### Dataset content
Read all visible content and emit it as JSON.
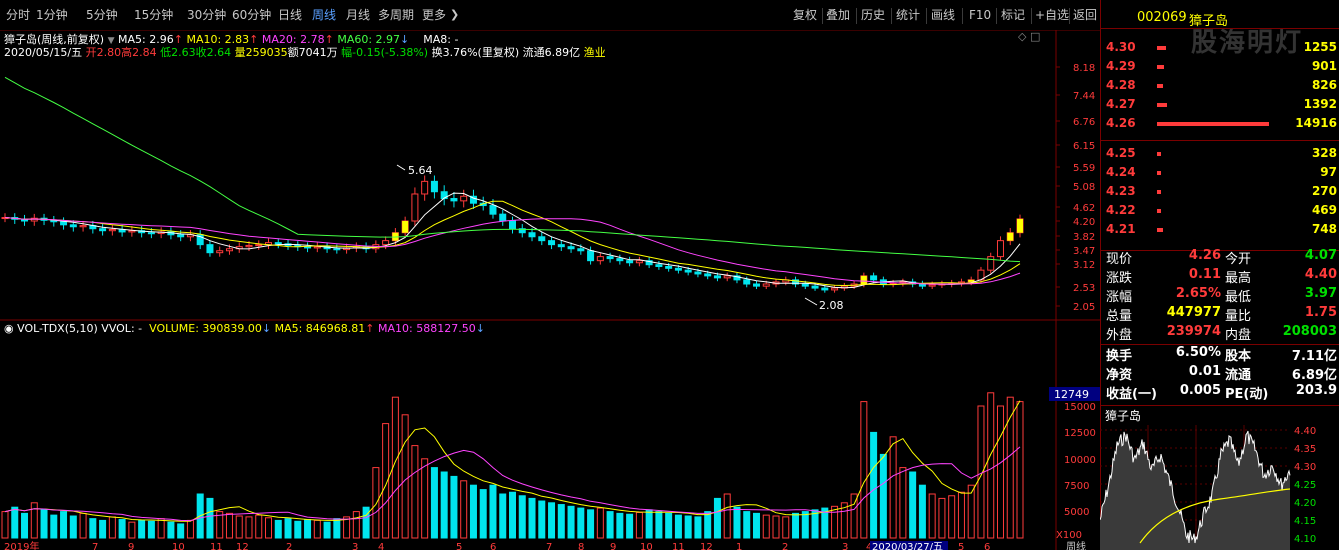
{
  "toolbar": {
    "tabs": [
      "分时",
      "1分钟",
      "5分钟",
      "15分钟",
      "30分钟",
      "60分钟",
      "日线",
      "周线",
      "月线",
      "多周期",
      "更多"
    ],
    "active": "周线",
    "actions": [
      "复权",
      "叠加",
      "历史",
      "统计",
      "画线",
      "F10",
      "标记",
      "+自选",
      "返回"
    ]
  },
  "header": {
    "name": "獐子岛",
    "mode": "(周线,前复权)",
    "ma5": "MA5: 2.96",
    "ma10": "MA10: 2.83",
    "ma20": "MA20: 2.78",
    "ma60": "MA60: 2.97",
    "ma8": "MA8: -",
    "date": "2020/05/15/五",
    "open": "开2.80",
    "high": "高2.84",
    "low": "低2.63",
    "close": "收2.64",
    "vol": "量259035",
    "amount": "额7041万",
    "change": "幅-0.15(-5.38%)",
    "turnover": "换3.76%(里复权)",
    "float_cap": "流通6.89亿",
    "industry": "渔业"
  },
  "price_axis": [
    "8.18",
    "7.44",
    "6.76",
    "6.15",
    "5.59",
    "5.08",
    "4.62",
    "4.20",
    "3.82",
    "3.47",
    "3.12",
    "2.53",
    "2.05"
  ],
  "annotations": {
    "high": "5.64",
    "low": "2.08"
  },
  "vol_header": {
    "title": "VOL-TDX(5,10)",
    "vvol": "VVOL: -",
    "volume": "VOLUME: 390839.00",
    "ma5": "MA5: 846968.81",
    "ma10": "MA10: 588127.50"
  },
  "vol_axis": [
    "15000",
    "12500",
    "10000",
    "7500",
    "5000"
  ],
  "vol_current": "12749",
  "vol_unit": "X100",
  "date_axis": [
    "2019年",
    "7",
    "9",
    "10",
    "11",
    "12",
    "2",
    "3",
    "4",
    "5",
    "6",
    "7",
    "8",
    "9",
    "10",
    "11",
    "12",
    "1",
    "2",
    "3",
    "4",
    "5",
    "6"
  ],
  "date_cursor": "2020/03/27/五",
  "period_label": "周线",
  "chart_data": {
    "type": "candlestick",
    "closes": [
      4.3,
      4.25,
      4.2,
      4.28,
      4.22,
      4.18,
      4.1,
      4.05,
      4.08,
      4.0,
      3.95,
      3.98,
      3.92,
      3.95,
      3.9,
      3.88,
      3.92,
      3.85,
      3.8,
      3.85,
      3.6,
      3.4,
      3.45,
      3.5,
      3.55,
      3.58,
      3.6,
      3.65,
      3.62,
      3.58,
      3.55,
      3.52,
      3.55,
      3.5,
      3.48,
      3.52,
      3.55,
      3.5,
      3.6,
      3.7,
      3.9,
      4.2,
      4.9,
      5.2,
      4.95,
      4.8,
      4.75,
      4.85,
      4.7,
      4.65,
      4.4,
      4.2,
      4.0,
      3.9,
      3.8,
      3.7,
      3.6,
      3.55,
      3.5,
      3.45,
      3.2,
      3.3,
      3.25,
      3.2,
      3.15,
      3.2,
      3.1,
      3.05,
      3.0,
      2.95,
      2.9,
      2.85,
      2.8,
      2.75,
      2.8,
      2.7,
      2.6,
      2.55,
      2.6,
      2.65,
      2.7,
      2.6,
      2.55,
      2.5,
      2.45,
      2.5,
      2.55,
      2.6,
      2.8,
      2.7,
      2.6,
      2.62,
      2.65,
      2.6,
      2.55,
      2.58,
      2.6,
      2.62,
      2.65,
      2.7,
      2.95,
      3.3,
      3.7,
      3.9,
      4.26
    ],
    "volumes": [
      3000,
      3500,
      2800,
      4000,
      3200,
      2600,
      3000,
      2500,
      2800,
      2200,
      2000,
      2400,
      2100,
      1800,
      2000,
      1900,
      2200,
      1800,
      1600,
      2000,
      5000,
      4500,
      3000,
      2800,
      2500,
      2400,
      2600,
      2300,
      2000,
      2200,
      1900,
      2100,
      2000,
      1800,
      2200,
      2400,
      3000,
      3500,
      8000,
      13000,
      16000,
      14000,
      10500,
      9000,
      8000,
      7500,
      7000,
      6500,
      6000,
      5500,
      6000,
      5000,
      5200,
      4800,
      4500,
      4200,
      4000,
      3800,
      3600,
      3400,
      3200,
      3400,
      3000,
      2800,
      2700,
      2900,
      3200,
      3000,
      2800,
      2600,
      2500,
      2400,
      3000,
      4500,
      5000,
      3500,
      3000,
      2800,
      2600,
      2500,
      2400,
      2800,
      3000,
      3200,
      3400,
      3600,
      4000,
      5000,
      15500,
      12000,
      9500,
      11500,
      8000,
      7500,
      6000,
      5000,
      4500,
      4800,
      5200,
      6000,
      15000,
      16500,
      15000,
      16000,
      15500
    ],
    "y_axis_ticks": [
      "8.18",
      "7.44",
      "6.76",
      "6.15",
      "5.59",
      "5.08",
      "4.62",
      "4.20",
      "3.82",
      "3.47",
      "3.12",
      "2.53",
      "2.05"
    ]
  },
  "quote": {
    "code": "002069",
    "name": "獐子岛",
    "watermark": "股海明灯",
    "asks": [
      {
        "price": "4.30",
        "vol": "1255",
        "bar": 0.08
      },
      {
        "price": "4.29",
        "vol": "901",
        "bar": 0.06
      },
      {
        "price": "4.28",
        "vol": "826",
        "bar": 0.055
      },
      {
        "price": "4.27",
        "vol": "1392",
        "bar": 0.09
      },
      {
        "price": "4.26",
        "vol": "14916",
        "bar": 1.0
      }
    ],
    "bids": [
      {
        "price": "4.25",
        "vol": "328",
        "bar": 0.03
      },
      {
        "price": "4.24",
        "vol": "97",
        "bar": 0.02
      },
      {
        "price": "4.23",
        "vol": "270",
        "bar": 0.025
      },
      {
        "price": "4.22",
        "vol": "469",
        "bar": 0.035
      },
      {
        "price": "4.21",
        "vol": "748",
        "bar": 0.05
      }
    ],
    "stats": [
      {
        "l1": "现价",
        "v1": "4.26",
        "c1": "#ff3b3b",
        "l2": "今开",
        "v2": "4.07",
        "c2": "#00e000"
      },
      {
        "l1": "涨跌",
        "v1": "0.11",
        "c1": "#ff3b3b",
        "l2": "最高",
        "v2": "4.40",
        "c2": "#ff3b3b"
      },
      {
        "l1": "涨幅",
        "v1": "2.65%",
        "c1": "#ff3b3b",
        "l2": "最低",
        "v2": "3.97",
        "c2": "#00e000"
      },
      {
        "l1": "总量",
        "v1": "447977",
        "c1": "#ffff00",
        "l2": "量比",
        "v2": "1.75",
        "c2": "#ff3b3b"
      },
      {
        "l1": "外盘",
        "v1": "239974",
        "c1": "#ff3b3b",
        "l2": "内盘",
        "v2": "208003",
        "c2": "#00e000"
      }
    ],
    "stats2": [
      {
        "l1": "换手",
        "v1": "6.50%",
        "l2": "股本",
        "v2": "7.11亿"
      },
      {
        "l1": "净资",
        "v1": "0.01",
        "l2": "流通",
        "v2": "6.89亿"
      },
      {
        "l1": "收益(一)",
        "v1": "0.005",
        "l2": "PE(动)",
        "v2": "203.9"
      }
    ],
    "mini_name": "獐子岛",
    "mini_axis": [
      "4.40",
      "4.35",
      "4.30",
      "4.25",
      "4.20",
      "4.15",
      "4.10"
    ]
  }
}
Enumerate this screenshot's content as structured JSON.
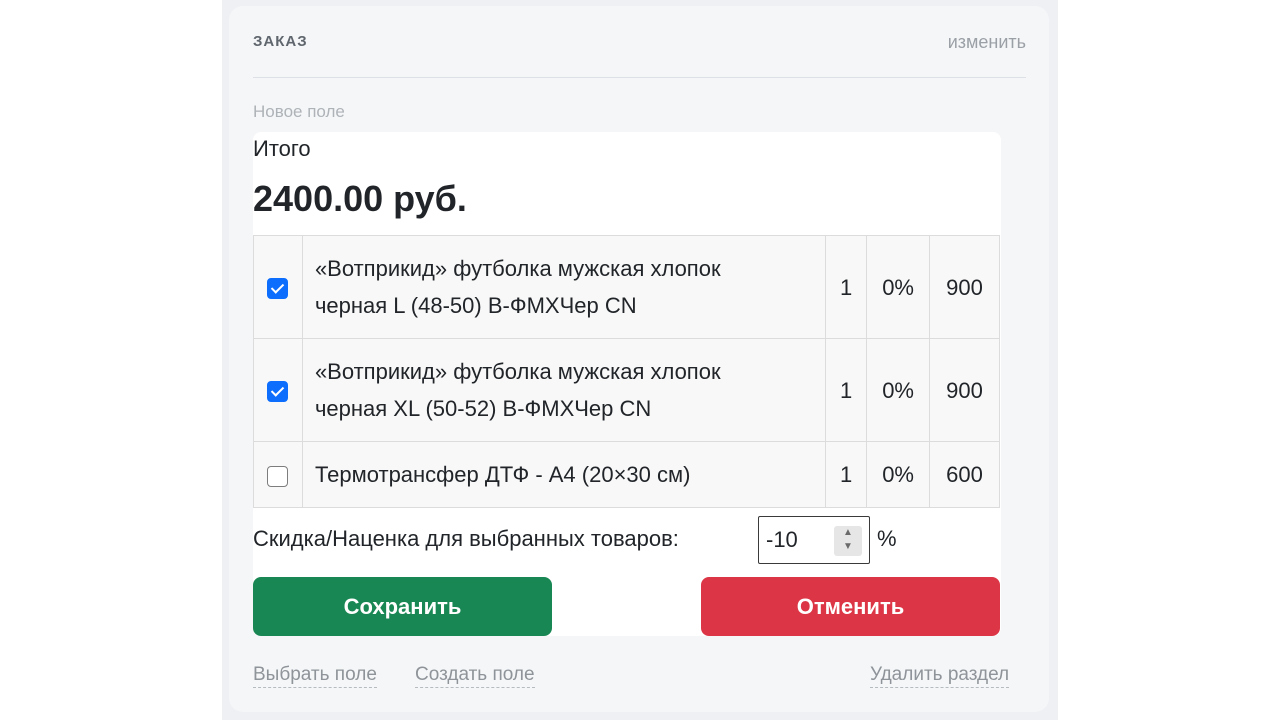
{
  "section": {
    "title": "ЗАКАЗ",
    "edit_link": "изменить",
    "field_label": "Новое поле"
  },
  "order": {
    "total_label": "Итого",
    "total_value": "2400.00 руб.",
    "items": [
      {
        "checked": true,
        "name_line1": "«Вотприкид» футболка мужская хлопок",
        "name_line2": "черная L (48-50) В-ФМХЧер CN",
        "qty": "1",
        "discount": "0%",
        "price": "900"
      },
      {
        "checked": true,
        "name_line1": "«Вотприкид» футболка мужская хлопок",
        "name_line2": "черная XL (50-52) В-ФМХЧер CN",
        "qty": "1",
        "discount": "0%",
        "price": "900"
      },
      {
        "checked": false,
        "name_line1": "Термотрансфер ДТФ - А4 (20×30 см)",
        "name_line2": "",
        "qty": "1",
        "discount": "0%",
        "price": "600"
      }
    ],
    "discount_label": "Скидка/Наценка для выбранных товаров:",
    "discount_value": "-10",
    "discount_unit": "%",
    "save_label": "Сохранить",
    "cancel_label": "Отменить"
  },
  "footer": {
    "select_field": "Выбрать поле",
    "create_field": "Создать поле",
    "delete_section": "Удалить раздел"
  },
  "colors": {
    "save": "#198754",
    "cancel": "#dc3545",
    "checkbox": "#0d6efd"
  }
}
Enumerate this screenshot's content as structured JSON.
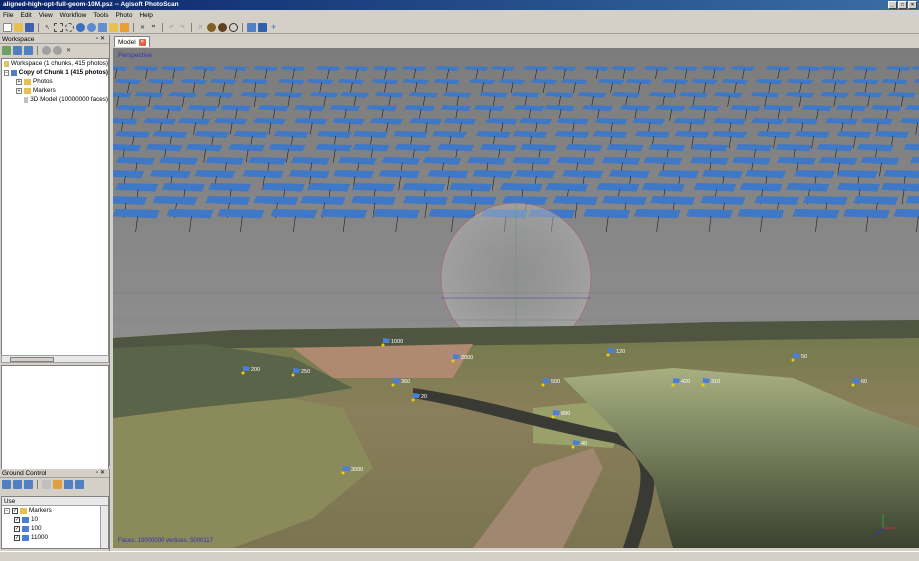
{
  "window": {
    "title": "aligned-high-opt-full-geom-10M.psz -- Agisoft PhotoScan",
    "controls": [
      "minimize-icon",
      "maximize-icon",
      "close-icon"
    ]
  },
  "menu": [
    "File",
    "Edit",
    "View",
    "Workflow",
    "Tools",
    "Photo",
    "Help"
  ],
  "toolbar": {
    "icons": [
      "new-icon",
      "open-icon",
      "save-icon",
      "select-icon",
      "rect-select-icon",
      "circle-select-icon",
      "navigation-icon",
      "rotate-icon",
      "region-icon",
      "resize-region-icon",
      "rotate-region-icon",
      "delete-icon",
      "crop-icon",
      "undo-icon",
      "redo-icon",
      "point-cloud-icon",
      "solid-icon",
      "textured-icon",
      "wireframe-icon",
      "cameras-icon",
      "markers-icon",
      "reset-view-icon"
    ]
  },
  "workspace": {
    "header": "Workspace",
    "tree": {
      "root": "Workspace (1 chunks, 415 photos)",
      "chunk": "Copy of Chunk 1 (415 photos)",
      "photos": "Photos",
      "markers": "Markers",
      "model": "3D Model (10000000 faces)"
    }
  },
  "ground_control": {
    "header": "Ground Control",
    "column_use": "Use",
    "rows": [
      "Markers",
      "10",
      "100",
      "11000"
    ]
  },
  "model": {
    "tab_label": "Model",
    "perspective_label": "Perspective",
    "stats_label": "Faces: 10000000 vertices: 5000117",
    "marker_labels": [
      "1000",
      "2000",
      "200",
      "250",
      "360",
      "50",
      "60",
      "20",
      "420",
      "500",
      "120",
      "310",
      "890",
      "3000",
      "40"
    ],
    "colors": {
      "sky": "#8e8e8e",
      "camera_plane": "#3f78c7",
      "marker_flag": "#4a7fd8",
      "label_text": "#3030c0"
    }
  }
}
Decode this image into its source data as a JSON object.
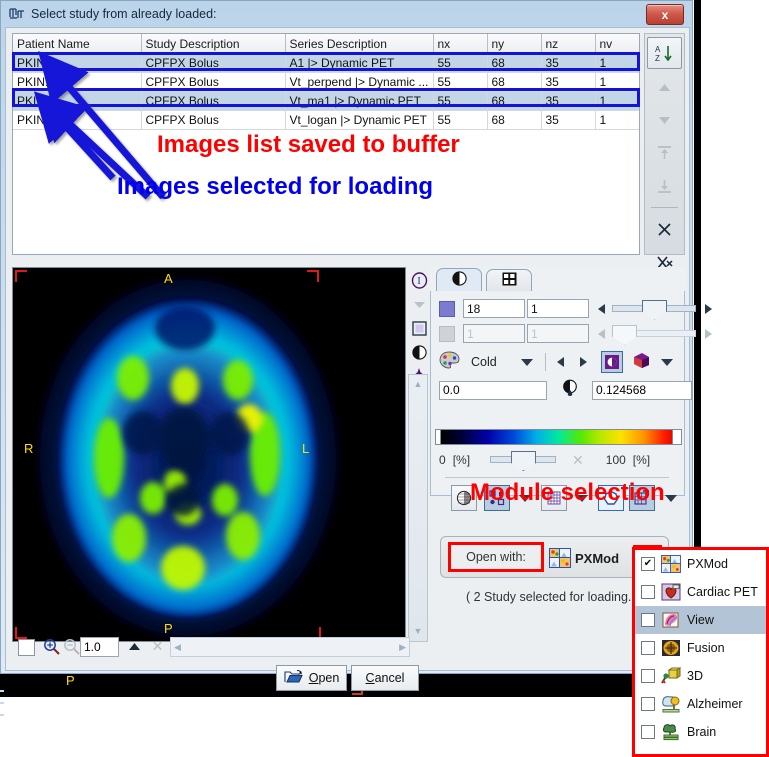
{
  "window": {
    "title": "Select study from already loaded:",
    "title_icon": "pmod-logo-icon",
    "close_label": "x"
  },
  "table": {
    "columns": [
      "Patient Name",
      "Study Description",
      "Series Description",
      "nx",
      "ny",
      "nz",
      "nv"
    ],
    "rows": [
      {
        "patient": "PKIN1",
        "study": "CPFPX Bolus",
        "series": "A1 |> Dynamic PET",
        "nx": "55",
        "ny": "68",
        "nz": "35",
        "nv": "1",
        "selected": true
      },
      {
        "patient": "PKIN1",
        "study": "CPFPX Bolus",
        "series": "Vt_perpend |> Dynamic ...",
        "nx": "55",
        "ny": "68",
        "nz": "35",
        "nv": "1",
        "selected": false
      },
      {
        "patient": "PKIN1",
        "study": "CPFPX Bolus",
        "series": "Vt_ma1 |> Dynamic PET",
        "nx": "55",
        "ny": "68",
        "nz": "35",
        "nv": "1",
        "selected": true
      },
      {
        "patient": "PKIN1",
        "study": "CPFPX Bolus",
        "series": "Vt_logan |> Dynamic PET",
        "nx": "55",
        "ny": "68",
        "nz": "35",
        "nv": "1",
        "selected": false
      }
    ]
  },
  "table_tools": {
    "sort_icon": "sort-az-icon",
    "up_icon": "move-up-icon",
    "down_icon": "move-down-icon",
    "top_icon": "move-to-top-icon",
    "bottom_icon": "move-to-bottom-icon",
    "remove_icon": "remove-icon",
    "remove_all_icon": "remove-all-icon"
  },
  "annotations": {
    "red_top": "Images list saved to buffer",
    "blue": "Images selected for loading",
    "red_module": "Module selection"
  },
  "viewer": {
    "orientation": {
      "anterior": "A",
      "posterior": "P",
      "right": "R",
      "left": "L"
    },
    "rail_icons": [
      "info-icon",
      "chevron-down-icon",
      "layout-square-icon",
      "contrast-icon",
      "crosshair-icon"
    ],
    "scroll_up_icon": "scroll-up-icon",
    "scroll_down_icon": "scroll-down-icon"
  },
  "controls": {
    "tabs": [
      {
        "name": "contrast-tab",
        "icon": "contrast-circle-icon",
        "active": true
      },
      {
        "name": "layout-tab",
        "icon": "grid-four-icon",
        "active": false
      }
    ],
    "slice_row": {
      "value": "18",
      "step": "1",
      "enabled": true
    },
    "frame_row": {
      "value": "1",
      "step": "1",
      "enabled": false
    },
    "colortable": {
      "label": "Cold",
      "palette_icon": "palette-icon"
    },
    "range_min": "0.0",
    "range_max": "0.124568",
    "threshold_icon": "contrast-drop-icon",
    "scale_left": "0",
    "scale_left_unit": "[%]",
    "scale_right": "100",
    "scale_right_unit": "[%]",
    "clear_icon": "clear-x-icon",
    "toolbuttons": [
      {
        "name": "iso-contour-icon",
        "state": "off"
      },
      {
        "name": "markers-icon",
        "state": "on"
      },
      {
        "name": "grid-overlay-icon",
        "state": "off"
      },
      {
        "name": "vois-circle-icon",
        "state": "sel"
      },
      {
        "name": "annotate-icon",
        "state": "on"
      }
    ]
  },
  "module": {
    "open_with_label": "Open with:",
    "selected": "PXMod",
    "selected_icon": "pxmod-icon",
    "caret_icon": "chevron-down-icon",
    "note": "( 2 Study selected for loading."
  },
  "menu": {
    "items": [
      {
        "label": "PXMod",
        "icon": "pxmod-icon",
        "checked": true,
        "highlighted": false
      },
      {
        "label": "Cardiac PET",
        "icon": "heart-icon",
        "checked": false,
        "highlighted": false
      },
      {
        "label": "View",
        "icon": "view-icon",
        "checked": false,
        "highlighted": true
      },
      {
        "label": "Fusion",
        "icon": "fusion-icon",
        "checked": false,
        "highlighted": false
      },
      {
        "label": "3D",
        "icon": "cube-3d-icon",
        "checked": false,
        "highlighted": false
      },
      {
        "label": "Alzheimer",
        "icon": "brain-tree-icon",
        "checked": false,
        "highlighted": false
      },
      {
        "label": "Brain",
        "icon": "brain-icon",
        "checked": false,
        "highlighted": false
      }
    ]
  },
  "bottom": {
    "zoom_checkbox_checked": false,
    "zoom_in_icon": "zoom-in-icon",
    "zoom_out_icon": "zoom-out-icon",
    "zoom_value": "1.0",
    "zoom_up_icon": "triangle-up-icon",
    "zoom_clear_icon": "clear-x-icon",
    "open_label": "Open",
    "open_icon": "open-folder-icon",
    "cancel_label": "Cancel"
  },
  "background": {
    "orientation_marker": "P"
  },
  "colors": {
    "selection_outline": "#1414d8",
    "annotation_red": "#ff0000",
    "annotation_blue": "#0000ee",
    "row_selected": "#c3d6e8",
    "menu_highlight": "#b3c4d6",
    "orientation_marker": "#ffe000",
    "corner_mark": "#e01818"
  }
}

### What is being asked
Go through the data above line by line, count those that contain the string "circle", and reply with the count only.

### Output of the exercise
3